The stock market is no place for the shy investor who prefers a low risk-return profile. The only certainty is that not even a 1,000-point pandemic nosedive can keep it down. The market’s steady comeback was expected, but experts were blind-sided by bond yields.
Also, the recovery path is still uncertain. Even with increasing optimism that the U.S. economy will take off in 2021, many have voiced fears about the risk of inflation. For example, the $1.9 trillion federal injection into the GDP could have the undesirable effect of overheating consumer spending.
Fed Chair Jerome Powell recently told a Senate committee, “The economic recovery remains uneven and far from complete, and the path ahead is highly uncertain.” That dovish assessment might prompt many investors to hold onto their corporate and treasury bonds.
A bond is really just a loan taken out by a company or government organization. Rather than going to a bank, the organization gathers money from investors who buy the bonds. The company, in exchange for the investor’s capital loans, pays an annual interest coupon. That annual payment is an interest rate paid as a percentage of the face value of the bond. Those payments are usually annually or semiannually.
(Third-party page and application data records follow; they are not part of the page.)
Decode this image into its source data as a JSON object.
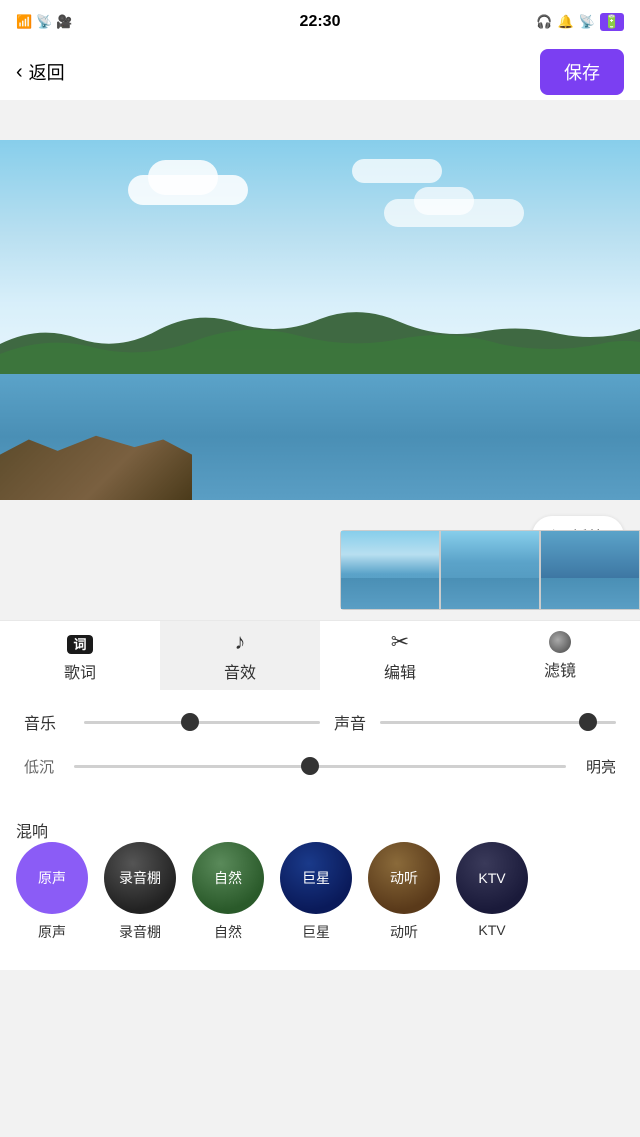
{
  "statusBar": {
    "signal": "📶",
    "wifi": "WiFi",
    "time": "22:30",
    "battery": "🔋"
  },
  "nav": {
    "backLabel": "返回",
    "saveLabel": "保存"
  },
  "preview": {
    "playLabel": "▶ 播放"
  },
  "tabs": [
    {
      "id": "lyrics",
      "icon": "词",
      "label": "歌词",
      "active": false
    },
    {
      "id": "effects",
      "icon": "♪",
      "label": "音效",
      "active": true
    },
    {
      "id": "edit",
      "icon": "✂",
      "label": "编辑",
      "active": false
    },
    {
      "id": "filter",
      "icon": "●",
      "label": "滤镜",
      "active": false
    }
  ],
  "sliders": {
    "music": {
      "label": "音乐",
      "value": 45,
      "thumbPercent": 45
    },
    "sound": {
      "label": "声音",
      "value": 88,
      "thumbPercent": 88
    }
  },
  "brightness": {
    "leftLabel": "低沉",
    "rightLabel": "明亮",
    "thumbPercent": 48
  },
  "reverb": {
    "label": "混响",
    "options": [
      {
        "id": "original",
        "name": "原声",
        "colorClass": "rb-original",
        "active": true
      },
      {
        "id": "studio",
        "name": "录音棚",
        "colorClass": "rb-studio",
        "active": false
      },
      {
        "id": "nature",
        "name": "自然",
        "colorClass": "rb-nature",
        "active": false
      },
      {
        "id": "giant",
        "name": "巨星",
        "colorClass": "rb-giant",
        "active": false
      },
      {
        "id": "moving",
        "name": "动听",
        "colorClass": "rb-moving",
        "active": false
      },
      {
        "id": "ktv",
        "name": "KTV",
        "colorClass": "rb-ktv",
        "active": false
      }
    ]
  }
}
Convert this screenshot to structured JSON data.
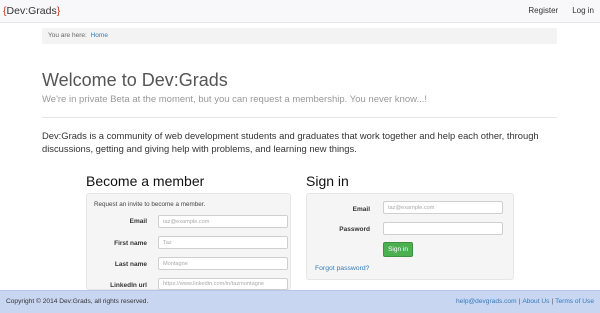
{
  "navbar": {
    "brand_open": "{",
    "brand_text": "Dev:Grads",
    "brand_close": "}",
    "links": [
      "Register",
      "Log in"
    ]
  },
  "breadcrumb": {
    "prefix": "You are here:",
    "current": "Home"
  },
  "welcome": {
    "title": "Welcome to Dev:Grads",
    "subtitle": "We're in private Beta at the moment, but you can request a membership. You never know...!"
  },
  "intro": "Dev:Grads is a community of web development students and graduates that work together and help each other, through discussions, getting and giving help with problems, and learning new things.",
  "become_member": {
    "title": "Become a member",
    "note": "Request an invite to become a member.",
    "fields": [
      {
        "label": "Email",
        "placeholder": "taz@example.com"
      },
      {
        "label": "First name",
        "placeholder": "Taz"
      },
      {
        "label": "Last name",
        "placeholder": "Montagne"
      },
      {
        "label": "LinkedIn url",
        "placeholder": "https://www.linkedin.com/in/tazmontagne"
      }
    ]
  },
  "sign_in": {
    "title": "Sign in",
    "email_label": "Email",
    "email_placeholder": "taz@example.com",
    "password_label": "Password",
    "password_placeholder": "",
    "button": "Sign in",
    "forgot": "Forgot password?"
  },
  "footer": {
    "copyright": "Copyright © 2014 Dev:Grads, all rights reserved.",
    "email": "help@devgrads.com",
    "sep": "|",
    "about": "About Us",
    "terms": "Terms of Use"
  },
  "colors": {
    "navbar_bg": "#f8f8fb",
    "footer_bg": "#c9d6f2",
    "link": "#337ab7",
    "button_green": "#4caf50",
    "brand_braces": "#c0392b"
  }
}
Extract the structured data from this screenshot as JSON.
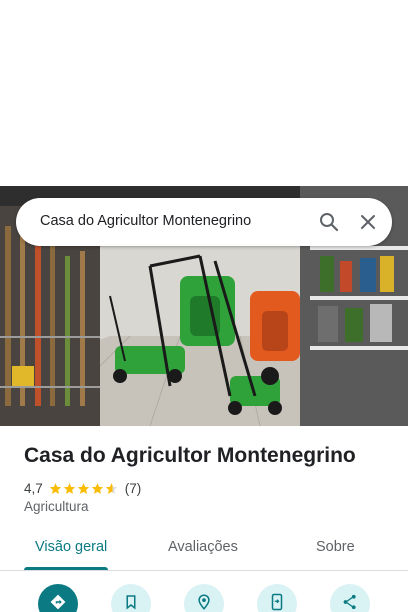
{
  "search": {
    "query": "Casa do Agricultor Montenegrino"
  },
  "place": {
    "name": "Casa do Agricultor Montenegrino",
    "rating": "4,7",
    "stars": 4.7,
    "review_count": "(7)",
    "category": "Agricultura"
  },
  "tabs": [
    {
      "label": "Visão geral",
      "active": true
    },
    {
      "label": "Avaliações",
      "active": false
    },
    {
      "label": "Sobre",
      "active": false
    }
  ],
  "actions": [
    {
      "icon": "directions-icon"
    },
    {
      "icon": "bookmark-icon"
    },
    {
      "icon": "nearby-icon"
    },
    {
      "icon": "send-to-phone-icon"
    },
    {
      "icon": "share-icon"
    }
  ],
  "colors": {
    "accent": "#0b7a82",
    "star": "#fbbc04",
    "action_bg": "#d9f2f4"
  }
}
So, unlike stocks, bonds can come with a variety of legal restrictions and debt agreements, known as indenture. Each company bond issue is different, and there are important features to look for when investing in a bond:
Maturity: The date when the principal amount of the bond is paid to investors and the life of the bond expires. Bonds come as short-term, medium-term, and long-term varieties. Short-term bonds will mature within one to three years. While medium and long-term bonds can yield coupons over periods of ten years or longer.
Secured vs. Unsecured: A secured bond has a pledge that the specific assets will go to bondholders if the company cannot repay its obligations. An unsecured bond is not backed by any promises or collateral.
Liquidation Preference: If the company fails, it must sell off its assets and pay investors in the order specified in the bond terms. First priority would be banks, followed by so-called junior or subordinated debt holders. Where the bond purchaser falls in that unfortunate pecking order would, again, be specified in the bond indenture terms.
Taxation status: Most corporate bonds are taxable, but some government and municipal bonds are tax exempt, and the capital gains on those public issues are not subject to taxation.
Callability: When a bond has a call provision, it could be paid off at an early date. This is at the option of the company and could be done when it chooses to call in its bonds when interest rates permit them to borrow at a better rate.
So, bonds, like any other investment, come with some risks. When the Fed raises interest rates, bonds become less competitive with stocks. Of course, there is always the risk of default on the company’s debt and its inability to make bond principal payments when due.